From the Cauchy-Schwarz inequality you get $$|\langle Q\psi, P\psi\rangle| \le \|Q\psi\|\|P\psi\| = \sqrt{\langle \psi,Q^2\psi\rangle\langle \psi,P^2\psi\rangle}=\sqrt{\Bbb{E}_\psi(Q^2)\Bbb{E}_\psi(P^2)}$$ but also $$\Im(\langle Q\psi,P\psi\rangle) = \frac{1}{2i}(\Bbb{E}_\psi(QP) - \Bbb{E}_\psi(PQ)) = \frac{1}{2i}\Bbb{E}_\psi([Q,P])$$ and since $$|\Im(\langle Q\psi,P\psi\rangle)|\le |\langle Q\psi, P\psi\rangle|$$ we get $$\frac{1}{2}|\Bbb{E}_\psi([Q,P])|\le \sqrt{\Bbb{E}_\psi(Q^2)\Bbb{E}_\psi(P^2)}$$ which is the Heisenberg uncertainty principle and specifically for $$Q, P$$ position and momentum says that $$\frac{\hbar}{2}\le \sqrt{\Bbb{E}_\psi(Q^2)\Bbb{E}_\psi(P^2)}$$

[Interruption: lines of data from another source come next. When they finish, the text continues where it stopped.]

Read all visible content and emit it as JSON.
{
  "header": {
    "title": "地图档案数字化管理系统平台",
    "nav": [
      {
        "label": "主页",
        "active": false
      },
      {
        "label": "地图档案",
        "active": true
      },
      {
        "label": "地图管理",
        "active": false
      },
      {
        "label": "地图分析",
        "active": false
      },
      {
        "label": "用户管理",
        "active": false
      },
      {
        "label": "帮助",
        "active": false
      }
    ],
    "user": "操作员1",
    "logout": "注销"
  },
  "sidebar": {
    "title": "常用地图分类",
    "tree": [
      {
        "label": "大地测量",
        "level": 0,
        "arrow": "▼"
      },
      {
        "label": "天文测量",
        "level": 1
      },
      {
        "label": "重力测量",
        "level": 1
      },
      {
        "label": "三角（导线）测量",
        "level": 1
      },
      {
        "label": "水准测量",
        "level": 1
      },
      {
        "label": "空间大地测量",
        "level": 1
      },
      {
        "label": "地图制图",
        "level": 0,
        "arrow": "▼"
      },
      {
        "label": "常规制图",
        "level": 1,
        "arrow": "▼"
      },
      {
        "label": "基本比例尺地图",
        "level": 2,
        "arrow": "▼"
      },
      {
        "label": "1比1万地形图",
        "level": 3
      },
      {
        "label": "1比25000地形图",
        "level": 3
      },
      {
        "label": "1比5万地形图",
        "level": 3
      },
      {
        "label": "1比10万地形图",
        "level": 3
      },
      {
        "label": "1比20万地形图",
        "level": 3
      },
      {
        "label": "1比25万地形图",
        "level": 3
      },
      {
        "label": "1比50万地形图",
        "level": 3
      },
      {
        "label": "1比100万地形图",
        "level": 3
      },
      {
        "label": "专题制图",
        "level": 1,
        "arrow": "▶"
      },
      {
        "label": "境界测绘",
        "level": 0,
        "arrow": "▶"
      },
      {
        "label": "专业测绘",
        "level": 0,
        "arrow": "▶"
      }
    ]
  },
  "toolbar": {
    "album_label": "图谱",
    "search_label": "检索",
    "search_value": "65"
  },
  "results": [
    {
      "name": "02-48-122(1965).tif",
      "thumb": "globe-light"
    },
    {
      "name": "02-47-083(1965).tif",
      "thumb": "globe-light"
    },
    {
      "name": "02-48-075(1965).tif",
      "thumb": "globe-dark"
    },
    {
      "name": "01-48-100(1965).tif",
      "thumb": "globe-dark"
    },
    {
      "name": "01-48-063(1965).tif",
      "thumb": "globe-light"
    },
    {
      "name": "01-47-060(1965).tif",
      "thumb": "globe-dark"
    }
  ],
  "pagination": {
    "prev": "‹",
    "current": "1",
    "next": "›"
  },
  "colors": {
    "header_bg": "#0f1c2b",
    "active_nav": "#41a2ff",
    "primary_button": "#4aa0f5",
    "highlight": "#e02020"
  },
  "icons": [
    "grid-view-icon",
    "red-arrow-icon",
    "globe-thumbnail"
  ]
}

Now, let $$\mu^Q, \mu^P$$ be the projection-valued measures associated with $$Q, P$$ from the spectral theorem. If $$I_1, I_2\subseteq \Bbb{R}$$ are any intervals, then in general, when $$Q, P$$ don't commute, the projections $$\mu^Q(I_1), \mu^P(I_2)$$ don't commute either. This means $$\Bbb{E}_\psi(\mu^Q(I_1)\mu^P(I_2))\ne\Bbb{E}_\psi(\mu^P(I_2)\mu^Q(I_1))$$. But in classical probability theory, $$\Bbb{E}_\psi(\mu^Q(I_1))$$ is the probability of finding $$Q$$ in the interval $$I_1$$, $$\Bbb{E}_\psi(\mu^P(I_2))$$ is the probability of finding $$P$$ in the interval $$I_2$$ and $$\Bbb{E}_\psi(\mu^Q(I_1)\mu^P(I_2))$$ is supposed to be the joint probability of finding $$Q$$ in the interval $$I_1$$ and $$P$$ in the interval $$I_2$$. But this probability is not well-defined, because when $$Q, P$$ don't commute, $$\mu^Q(I_1)\mu^P(I_2)$$ is generally not a projection so this expectation is not necessarily positive. It can be complex. You get a different value in the opposite order $$\mu^P(I_2)\mu^Q(I_1)$$. So the joint probability distribution of two non-commuting self-adjoint operators is not defined. In classical probability, when you have two random variables on the same measure space, their joint probability is always defined.